## DATASET CONTENT

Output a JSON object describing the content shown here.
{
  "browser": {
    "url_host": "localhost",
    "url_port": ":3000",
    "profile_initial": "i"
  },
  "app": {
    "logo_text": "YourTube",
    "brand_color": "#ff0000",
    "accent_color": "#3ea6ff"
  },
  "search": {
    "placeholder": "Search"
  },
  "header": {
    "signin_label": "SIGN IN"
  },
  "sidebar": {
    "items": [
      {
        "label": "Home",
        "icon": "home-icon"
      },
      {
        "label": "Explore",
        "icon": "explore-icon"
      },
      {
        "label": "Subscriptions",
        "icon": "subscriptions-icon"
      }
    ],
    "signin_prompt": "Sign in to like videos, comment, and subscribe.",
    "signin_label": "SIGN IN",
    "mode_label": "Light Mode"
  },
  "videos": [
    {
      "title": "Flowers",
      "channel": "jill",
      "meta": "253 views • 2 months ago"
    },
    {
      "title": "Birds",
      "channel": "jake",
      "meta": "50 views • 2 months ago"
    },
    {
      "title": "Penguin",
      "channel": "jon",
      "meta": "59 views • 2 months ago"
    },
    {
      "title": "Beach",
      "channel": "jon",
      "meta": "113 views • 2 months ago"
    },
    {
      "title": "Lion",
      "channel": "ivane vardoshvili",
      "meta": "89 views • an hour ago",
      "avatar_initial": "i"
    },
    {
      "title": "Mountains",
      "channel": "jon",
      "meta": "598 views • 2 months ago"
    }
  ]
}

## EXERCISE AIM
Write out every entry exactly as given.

## TASK RESULT
Output a JSON object describing the content shown here.
{
  "browser": {
    "url_host": "localhost",
    "url_port": ":3000",
    "profile_initial": "i"
  },
  "app": {
    "logo_text": "YourTube",
    "brand_color": "#ff0000",
    "accent_color": "#3ea6ff"
  },
  "search": {
    "placeholder": "Search"
  },
  "header": {
    "signin_label": "SIGN IN"
  },
  "sidebar": {
    "items": [
      {
        "label": "Home",
        "icon": "home-icon"
      },
      {
        "label": "Explore",
        "icon": "explore-icon"
      },
      {
        "label": "Subscriptions",
        "icon": "subscriptions-icon"
      }
    ],
    "signin_prompt": "Sign in to like videos, comment, and subscribe.",
    "signin_label": "SIGN IN",
    "mode_label": "Light Mode"
  },
  "videos": [
    {
      "title": "Flowers",
      "channel": "jill",
      "meta": "253 views • 2 months ago"
    },
    {
      "title": "Birds",
      "channel": "jake",
      "meta": "50 views • 2 months ago"
    },
    {
      "title": "Penguin",
      "channel": "jon",
      "meta": "59 views • 2 months ago"
    },
    {
      "title": "Beach",
      "channel": "jon",
      "meta": "113 views • 2 months ago"
    },
    {
      "title": "Lion",
      "channel": "ivane vardoshvili",
      "meta": "89 views • an hour ago",
      "avatar_initial": "i"
    },
    {
      "title": "Mountains",
      "channel": "jon",
      "meta": "598 views • 2 months ago"
    }
  ]
}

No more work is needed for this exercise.